minimum, 43^ The total rain-fall for the year ending April 30th 1864
was 90 inches.

MACAO SOAB is shoaly the depth being generally from 3 fathoms
at low water springs on the west side> to 4^ or 5 fathoms close over to
Samcock and the other islands that bound the east aide. There is, how*
ever, said to be much less water in it of late years, bat as the bottom ia
soft loam or loose mud there is no danger of a vessel striking on her
anchors, for ihey immediately bury in it.

Vessels of large draught usually anchor in deep water near the ^ftt an^^gj,
with Macao bearing between W. by N. and W.N.W., distant 6 or 7 nule%
which renders the communication with that place difficult and dangerous
in blowing weather. With Ko-ho point S. by W. ^ W., and Macao W.N.W.,
distant 4 or 5 miles, a large vessel may anchor in about 4 fathoms at
low water, and be more conveniently situated for procuring a pilot. If
drawing under 18 feet she can anchor with Macao on the same bearing
about 1^ miles off the Typa entrance.

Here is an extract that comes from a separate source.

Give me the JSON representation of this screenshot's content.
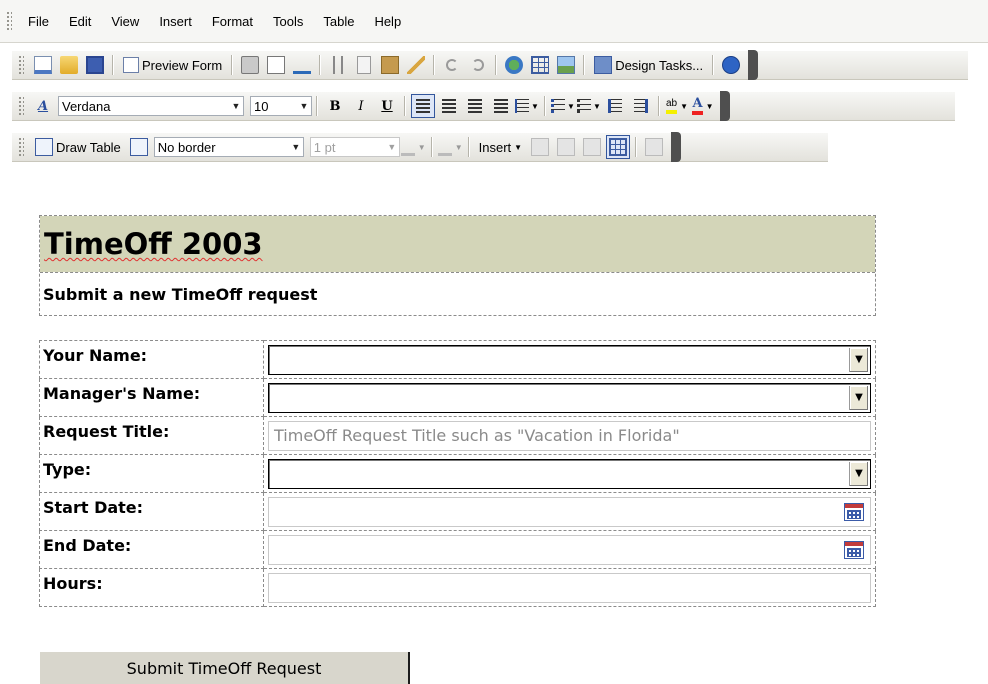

Small vessels may anchor in the S.W* monsoon in the entrance of
the Typa, off the Ko-ho shore, a little outside Ka-o islet, in about
3 fathoms at low water. In the N.E. monsoon they can anchor abreast
a sandy beach, between the Cau-chau or I^ine islands and Macao, in 3 or
3^ fathoms; here they will generdly have smooth water and an easy
communication with the shore.

mMMCTXOwra^ — The route to Macao harbour for small vessels, through
the Typa anchorage, has 7 feet at low tide in the fair track between the
Typa and the harbour, and 8 to 12 feet between Typa island and Macao.
A vessel should steer a direct course from the Typa to the harbour, and
to avoid the sunken rock, Fedra-mea, lying about a quarter of a mile
eastward of the north-east point of Macarira, keep the north-east point of
Montanha open eastward of Macarira; or, in passing it keep rather
towards the Typa island side of mid-channel.

From thence, steer direct for the entrance of the harbour, avoiding
Fedra Ar^ca rock, from which the south point of the outermost of the
two high Ma-lo-chau islets, to the south-west of the entrance, bears